Analysis Of Neanderthal Teeth Reveals Earliest Evidence Of Lead Exposure In Hominids

Recent analysis of teeth from two Neanderthal children dating back about 250,000 years ago suggests that both children might have been exposed to lead while they were still alive.

As documented in a study published Wednesday in the journal Science Advances, an international team of researchers compared the Neanderthal teeth with a specimen from a modern human child from about 5,000 years ago, with all three fossils collected from the same archaeological site in southeastern France. According to, the discovery represents the earliest proof of lead exposure detected in hominid populations.

"Traditionally, people thought lead exposure occurred in populations only after industrialization, but these results show it happened prehistorically, before lead had been widely released into the environment," said study co-author Christine Austin, an assistant professor at the Icahn School of Medicine's Department of Environmental Medicine and Public Health, as quoted by CNN.

"Our team plans to analyze more teeth from our ancestors and investigate how lead exposures may have affected their health and how that may relate to how our bodies respond to lead today."
As explained by, Austin and her fellow researchers used laser techniques to measure levels of lead, oxygen, and barium in the Neanderthal teeth as they searched for markers of important events in the children's lives, such as nursing, weaning, chemical exposure, and reactions to climate change.
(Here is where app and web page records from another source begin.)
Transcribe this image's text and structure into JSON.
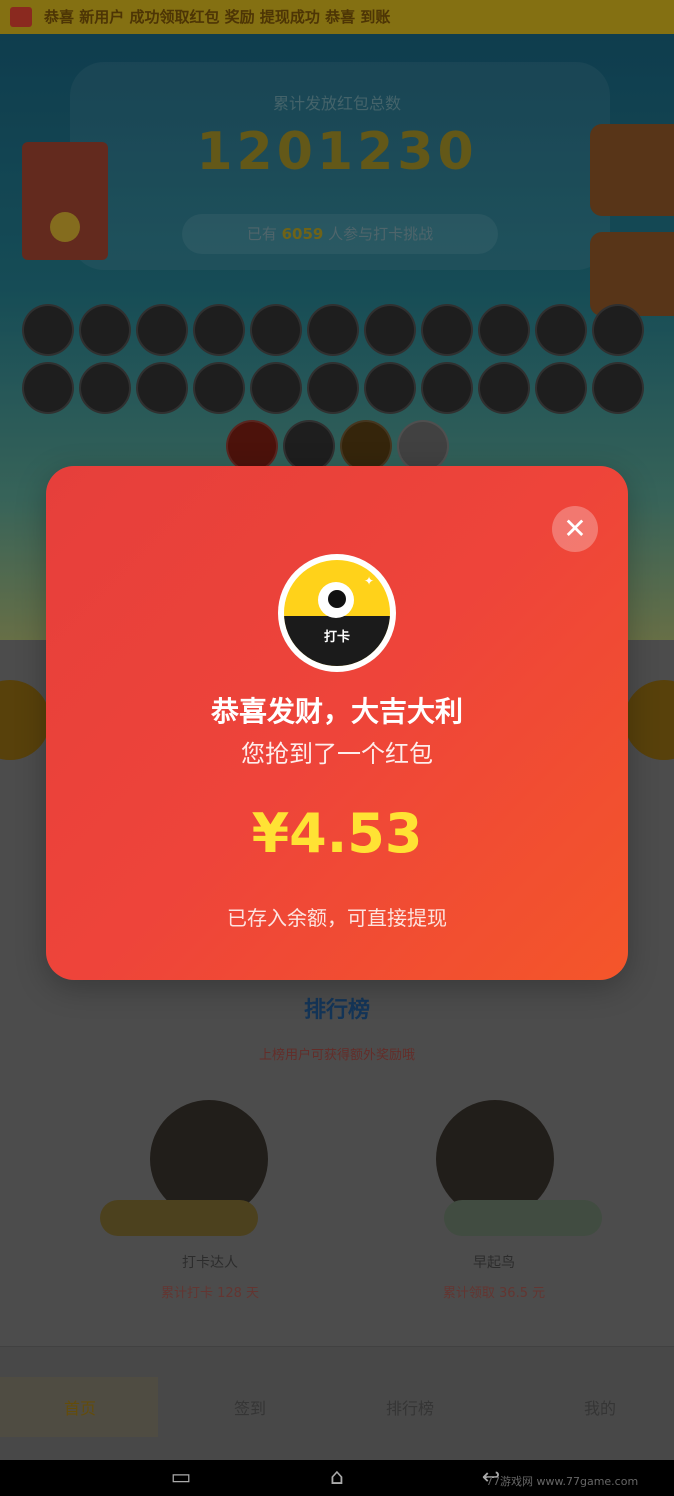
{
  "background": {
    "marquee_text": "恭喜 新用户 成功领取红包 奖励 提现成功 恭喜 到账",
    "stat_label": "累计发放红包总数",
    "stat_number": "1201230",
    "stat_pill_prefix": "已有",
    "stat_pill_highlight": "6059",
    "stat_pill_suffix": "人参与打卡挑战",
    "mid_tab_label": "排行榜",
    "mid_note": "上榜用户可获得额外奖励哦",
    "users": [
      {
        "name": "打卡达人",
        "desc": "累计打卡 128 天"
      },
      {
        "name": "早起鸟",
        "desc": "累计领取 36.5 元"
      }
    ]
  },
  "tabbar": {
    "items": [
      "首页",
      "签到",
      "排行榜",
      "我的"
    ]
  },
  "modal": {
    "logo_text": "打卡",
    "title": "恭喜发财，大吉大利",
    "subtitle": "您抢到了一个红包",
    "amount": "¥4.53",
    "note": "已存入余额，可直接提现",
    "close_glyph": "✕"
  },
  "watermark": "77游戏网 www.77game.com",
  "colors": {
    "modal_red": "#ee443a",
    "amount_yellow": "#ffe234",
    "logo_yellow": "#ffd21a"
  }
}
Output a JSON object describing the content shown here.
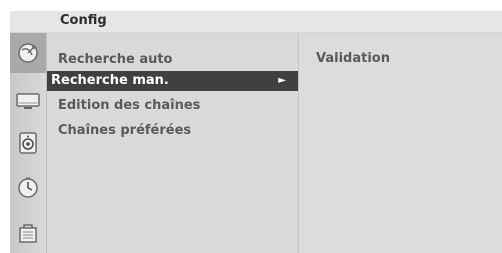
{
  "header": {
    "title": "Config"
  },
  "sidebar_icons": [
    {
      "name": "satellite-dish-icon",
      "active": true
    },
    {
      "name": "tv-screen-icon",
      "active": false
    },
    {
      "name": "speaker-icon",
      "active": false
    },
    {
      "name": "clock-icon",
      "active": false
    },
    {
      "name": "lock-options-icon",
      "active": false
    }
  ],
  "menu": {
    "items": [
      {
        "label": "Recherche auto"
      },
      {
        "label": "Recherche man.",
        "selected": true,
        "arrow": "►"
      },
      {
        "label": "Edition des chaînes"
      },
      {
        "label": "Chaînes préférées"
      }
    ]
  },
  "submenu": {
    "items": [
      {
        "label": "Validation"
      }
    ]
  },
  "colors": {
    "selection_bg": "#404040",
    "menu_bg": "#d9d9d9",
    "header_bg": "#e6e6e6",
    "text": "#5a5a5a"
  }
}
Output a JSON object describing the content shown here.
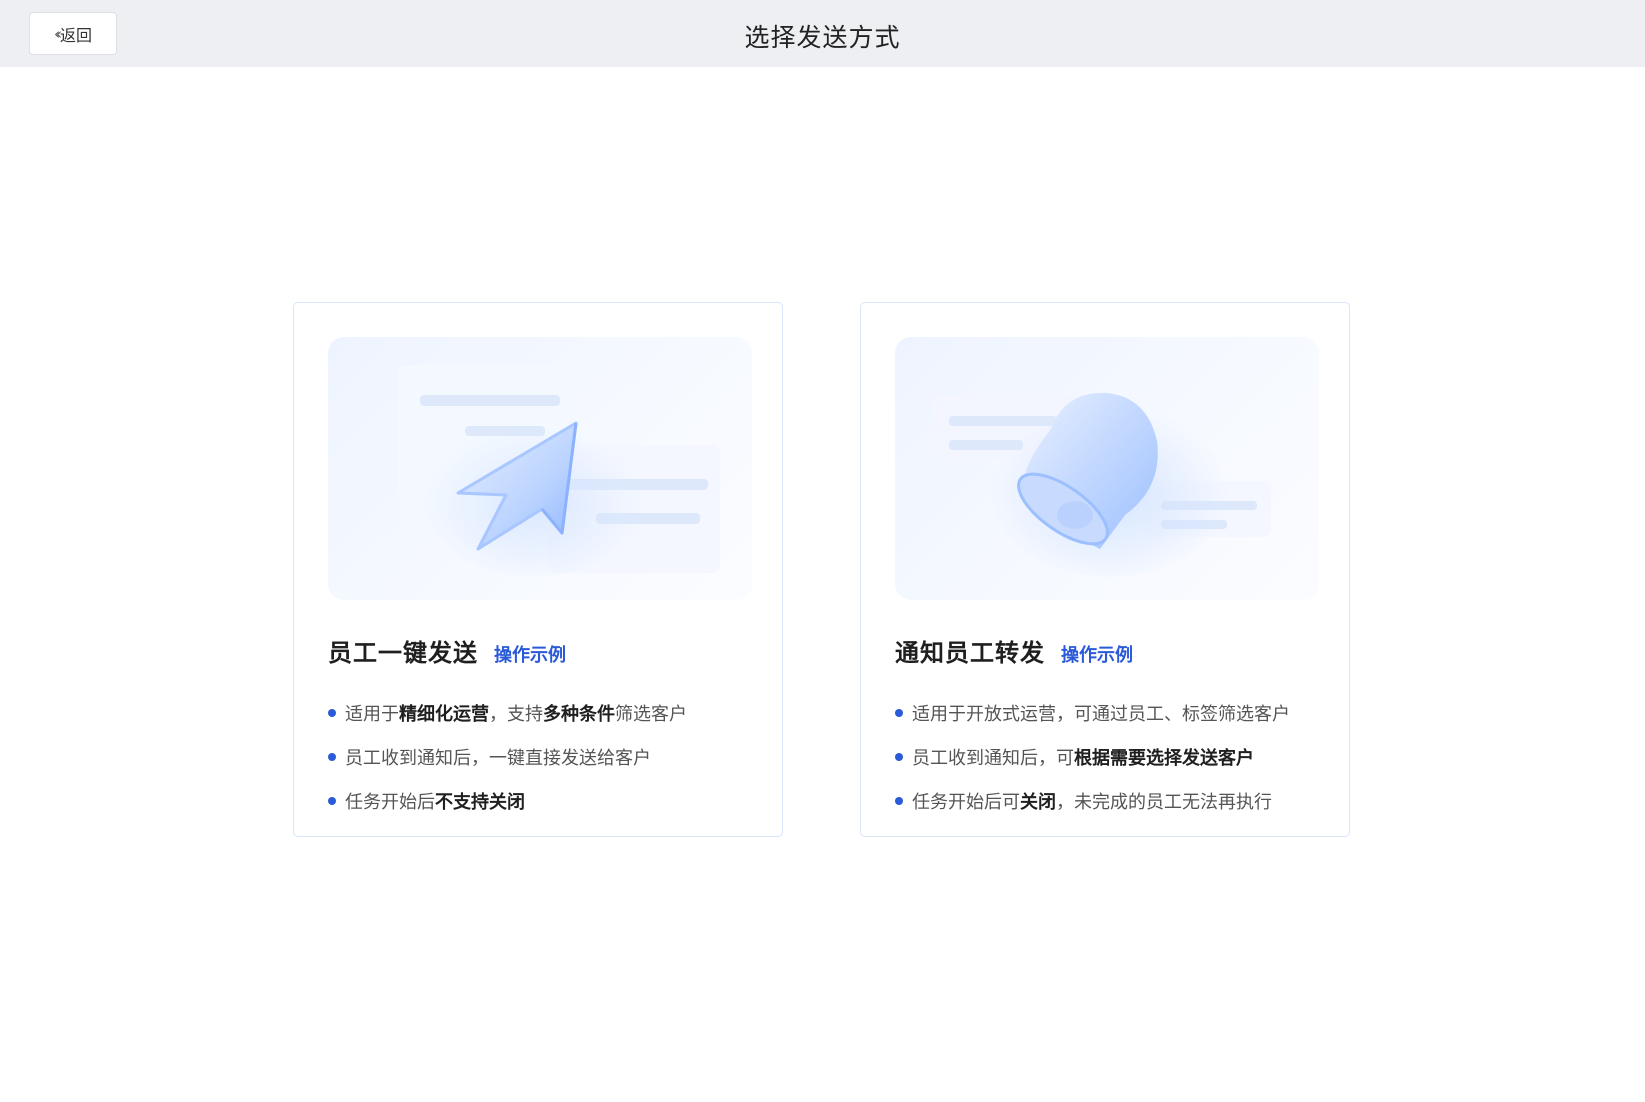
{
  "header": {
    "back_label": "返回",
    "back_icon": "double-chevron-left-icon",
    "title": "选择发送方式"
  },
  "cards": [
    {
      "illustration": "cursor-click-illustration",
      "title": "员工一键发送",
      "link": "操作示例",
      "features": [
        {
          "p1": "适用于",
          "b1": "精细化运营",
          "p2": "，支持",
          "b2": "多种条件",
          "p3": "筛选客户"
        },
        {
          "p1": "员工收到通知后，一键直接发送给客户",
          "b1": "",
          "p2": "",
          "b2": "",
          "p3": ""
        },
        {
          "p1": "任务开始后",
          "b1": "不支持关闭",
          "p2": "",
          "b2": "",
          "p3": ""
        }
      ]
    },
    {
      "illustration": "bell-illustration",
      "title": "通知员工转发",
      "link": "操作示例",
      "features": [
        {
          "p1": "适用于开放式运营，可通过员工、标签筛选客户",
          "b1": "",
          "p2": "",
          "b2": "",
          "p3": ""
        },
        {
          "p1": "员工收到通知后，可",
          "b1": "根据需要选择发送客户",
          "p2": "",
          "b2": "",
          "p3": ""
        },
        {
          "p1": "任务开始后可",
          "b1": "关闭",
          "p2": "，未完成的员工无法再执行",
          "b2": "",
          "p3": ""
        }
      ]
    }
  ],
  "colors": {
    "accent": "#2a5ad7",
    "header_bg": "#eeeff2",
    "card_border": "#d8e6fb"
  }
}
Much like trees develop rings as they grow, teeth develop new layers each day during a child's growing-up years, and record changes to the environment that take place during that time.
The researchers discovered signs of short-term lead exposure during the winter months, noting that this might have been because the children consumed tainted food or water, or inhaled smoke from fires that contained lead. Additionally, it was found that one of the children was born in the spring and that both children experienced more extreme temperature shifts than the modern human child whose tooth was analyzed for comparison purposes.

"[The lead] must have come from natural deposits in the area, whether they were going into an underground environment or they were eating contaminated food that was incorporated into their growing bones and teeth," said study lead author Tanya Smith, an associate professor at Griffith University.
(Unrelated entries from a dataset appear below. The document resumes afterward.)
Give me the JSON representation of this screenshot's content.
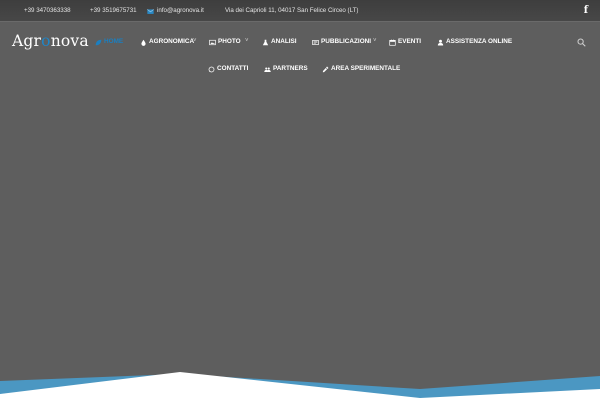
{
  "topbar": {
    "phone1": "+39 3470363338",
    "phone2": "+39 3519675731",
    "email": "info@agronova.it",
    "address": "Via dei Caprioli 11, 04017 San Felice Circeo (LT)",
    "social_icon": "facebook-icon",
    "social_label": "f"
  },
  "logo": {
    "part1": "Agr",
    "part2": "o",
    "part3": "nova"
  },
  "nav": {
    "home": "HOME",
    "agronomica": "AGRONOMICA",
    "photo": "PHOTO",
    "analisi": "ANALISI",
    "pubblicazioni": "PUBBLICAZIONI",
    "eventi": "EVENTI",
    "assistenza": "ASSISTENZA ONLINE",
    "contatti": "CONTATTI",
    "partners": "PARTNERS",
    "area": "AREA SPERIMENTALE",
    "caret": "˅"
  },
  "colors": {
    "accent": "#1b7fc0",
    "wave_blue": "#4b97c2",
    "background": "#5e5e5e"
  }
}
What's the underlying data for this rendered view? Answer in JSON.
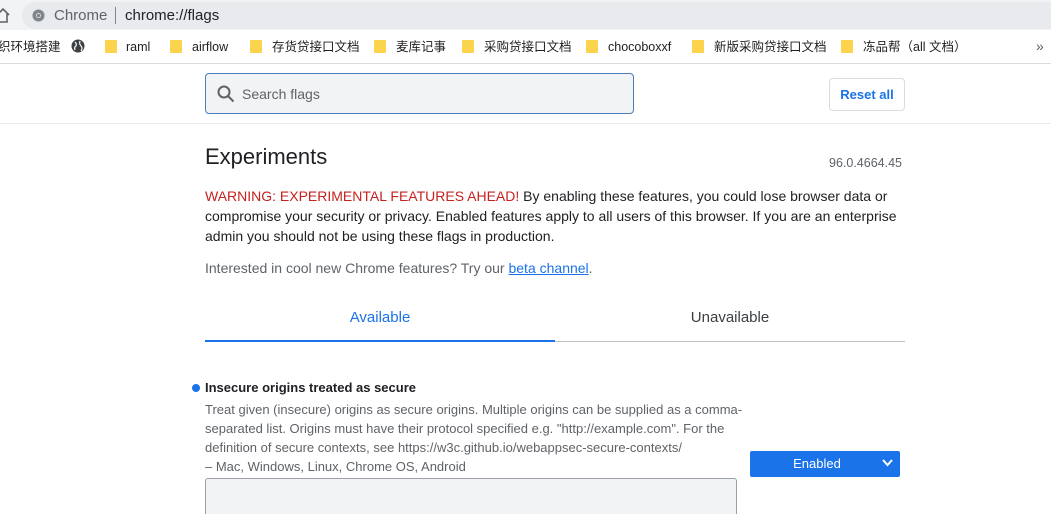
{
  "omnibox": {
    "site_name": "Chrome",
    "url": "chrome://flags"
  },
  "bookmarks": [
    {
      "label": "织环境搭建",
      "icon": "none"
    },
    {
      "label": "",
      "icon": "globe-icon"
    },
    {
      "label": "raml",
      "icon": "folder-icon"
    },
    {
      "label": "airflow",
      "icon": "folder-icon"
    },
    {
      "label": "存货贷接口文档",
      "icon": "folder-icon"
    },
    {
      "label": "麦库记事",
      "icon": "folder-icon"
    },
    {
      "label": "采购贷接口文档",
      "icon": "folder-icon"
    },
    {
      "label": "chocoboxxf",
      "icon": "folder-icon"
    },
    {
      "label": "新版采购贷接口文档",
      "icon": "folder-icon"
    },
    {
      "label": "冻品帮（all 文档）",
      "icon": "folder-icon"
    }
  ],
  "search": {
    "placeholder": "Search flags",
    "value": ""
  },
  "reset_button": "Reset all",
  "page": {
    "title": "Experiments",
    "version": "96.0.4664.45",
    "warning_label": "WARNING: EXPERIMENTAL FEATURES AHEAD!",
    "warning_text": " By enabling these features, you could lose browser data or compromise your security or privacy. Enabled features apply to all users of this browser. If you are an enterprise admin you should not be using these flags in production.",
    "interested_prefix": "Interested in cool new Chrome features? Try our ",
    "beta_link": "beta channel",
    "interested_suffix": "."
  },
  "tabs": [
    {
      "label": "Available",
      "active": true
    },
    {
      "label": "Unavailable",
      "active": false
    }
  ],
  "experiment": {
    "name": "Insecure origins treated as secure",
    "description": "Treat given (insecure) origins as secure origins. Multiple origins can be supplied as a comma-separated list. Origins must have their protocol specified e.g. \"http://example.com\". For the definition of secure contexts, see https://w3c.github.io/webappsec-secure-contexts/",
    "platforms": "– Mac, Windows, Linux, Chrome OS, Android",
    "state": "Enabled",
    "origins_value": ""
  },
  "colors": {
    "accent": "#1a73e8",
    "warning": "#c5221f",
    "folder": "#fcd34d"
  }
}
In addition to the evidence of lead exposure, the researchers concluded that one of the Neanderthal children ingested milk through breastfeeding, based on trace levels of barium found in the growth rings. According to CNN, the child is believed to have nursed for about two-and-a-half years, much like modern human children who grew up in hunter-gatherer communities.
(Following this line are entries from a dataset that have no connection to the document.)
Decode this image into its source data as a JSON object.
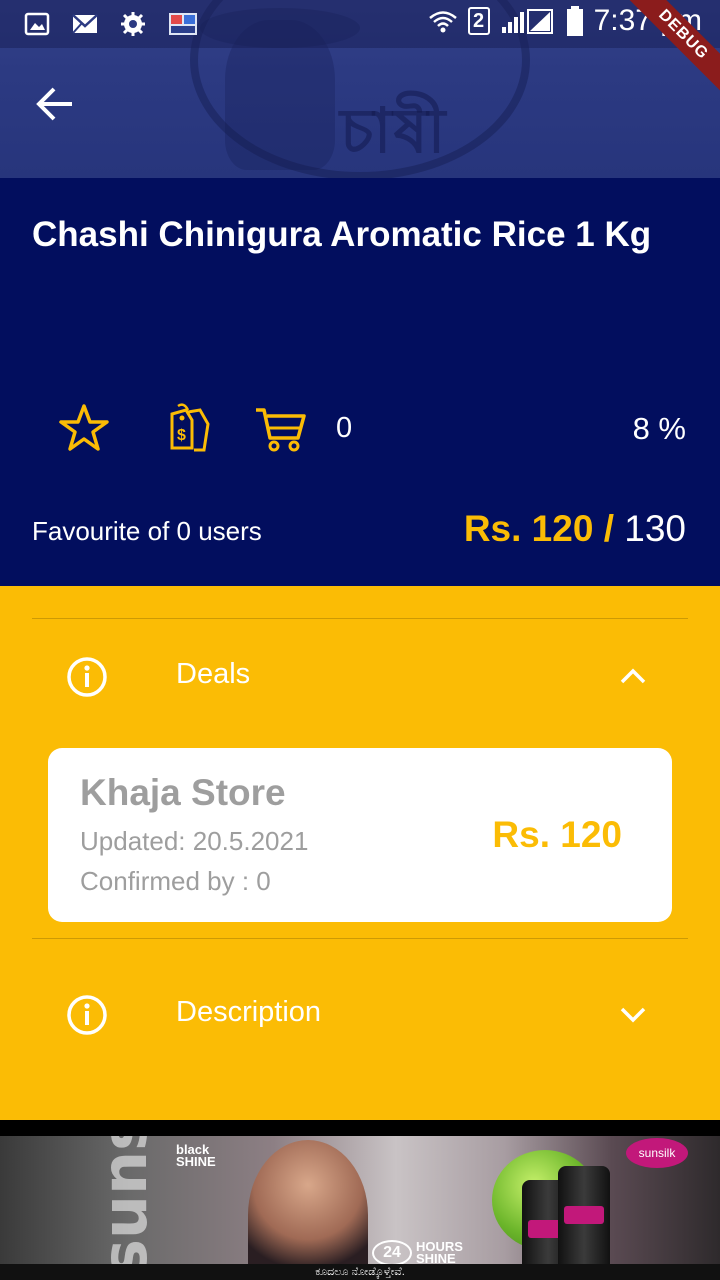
{
  "status_bar": {
    "time": "7:37 pm",
    "sim_number": "2",
    "icons": [
      "image-icon",
      "mail-icon",
      "settings-gear-icon",
      "app-icon",
      "wifi-icon",
      "sim-icon",
      "signal-icon",
      "battery-icon"
    ]
  },
  "debug_banner": "DEBUG",
  "hero": {
    "logo_text": "চাষী"
  },
  "product": {
    "title": "Chashi Chinigura Aromatic Rice 1 Kg",
    "cart_count": "0",
    "discount": "8 %",
    "favourite_text": "Favourite of 0 users",
    "sale_price": "Rs. 120",
    "price_separator": " / ",
    "original_price": "130"
  },
  "accordion": {
    "deals": {
      "label": "Deals",
      "expanded": true
    },
    "description": {
      "label": "Description",
      "expanded": false
    }
  },
  "deal": {
    "store": "Khaja Store",
    "updated": "Updated: 20.5.2021",
    "confirmed": "Confirmed by : 0",
    "price": "Rs. 120"
  },
  "ad": {
    "brand": "sunsilk",
    "sub_brand_line1": "black",
    "sub_brand_line2": "SHINE",
    "hours_num": "24",
    "hours_line1": "HOURS",
    "hours_line2": "SHINE",
    "footnote": "ಕೂದಲೂ ನೋಡ್ಕೊಳ್ತೇವೆ."
  },
  "colors": {
    "accent_yellow": "#fbbc05",
    "navy": "#020e5e",
    "white": "#ffffff",
    "grey_text": "#9e9e9e"
  }
}
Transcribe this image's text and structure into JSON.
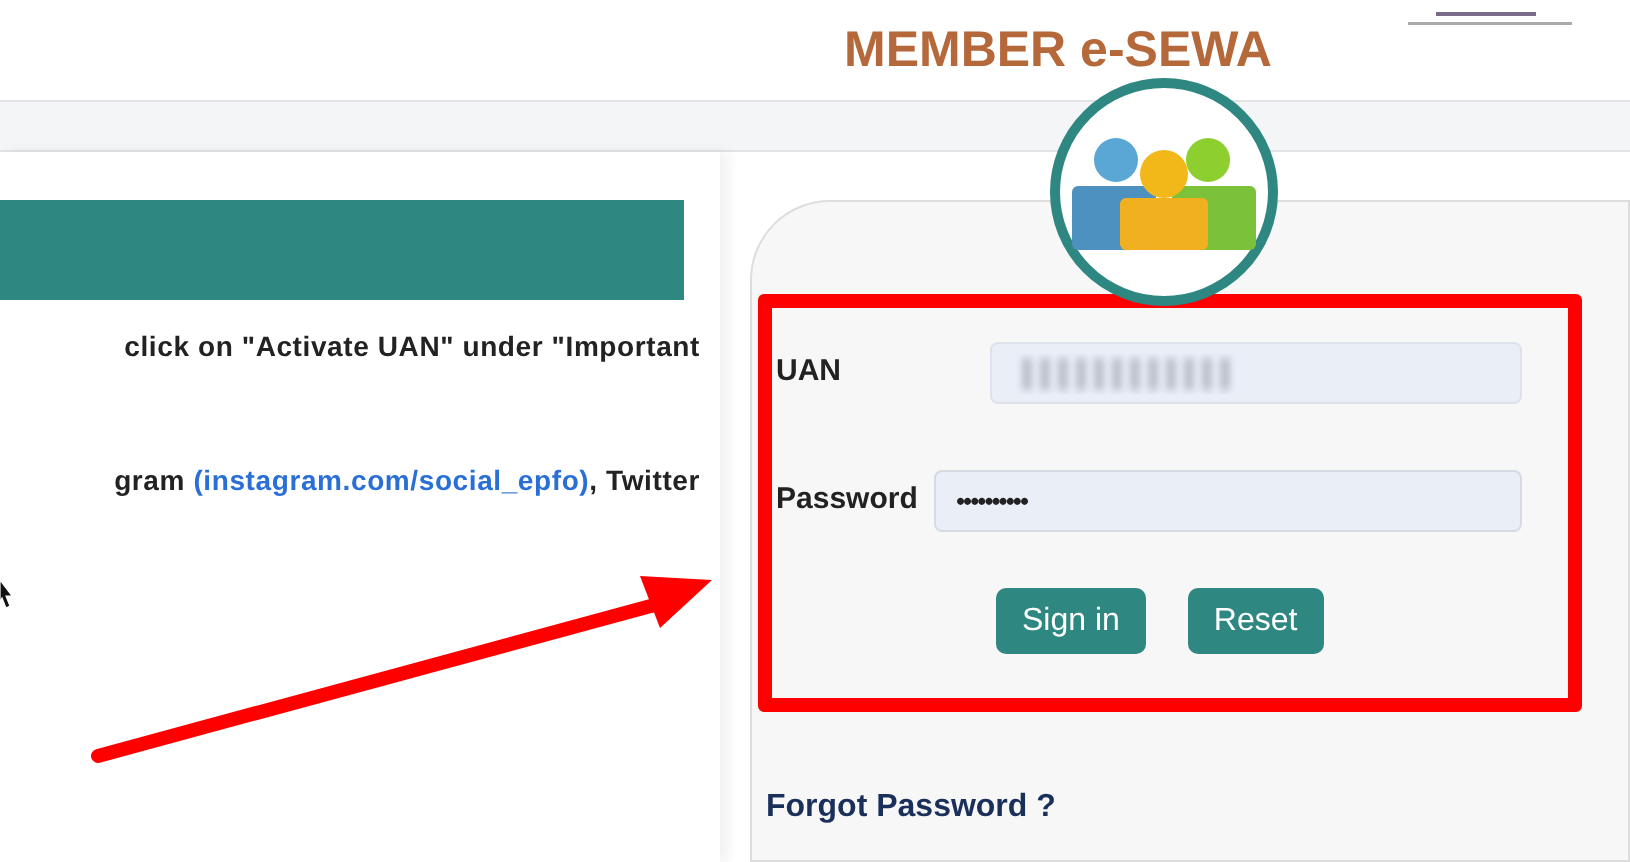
{
  "header": {
    "title": "MEMBER e-SEWA"
  },
  "notice": {
    "line": "click on \"Activate UAN\" under \"Important",
    "prefix": "gram",
    "link": "(instagram.com/social_epfo)",
    "suffix": ", Twitter"
  },
  "login": {
    "fields": [
      {
        "label": "UAN",
        "kind": "blurred"
      },
      {
        "label": "Password",
        "kind": "masked",
        "value": "••••••••••"
      }
    ],
    "buttons": [
      "Sign in",
      "Reset"
    ],
    "forgot": "Forgot Password ?"
  }
}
Study co-author Manish Arora, vice chairman of the Department of Environmental Medicine and Public Health at the Icahn School of Medicine, explained in a statement that his team's findings can still be relevant in present times because understanding the evolution of breastfeeding could "help guide the current population" on ideal breastfeeding practices. He added that the researchers are hoping to apply the techniques they used to determine how breastfeeding could affect the health of modern-day populations in a variety of ways, including heart health and neurodevelopment.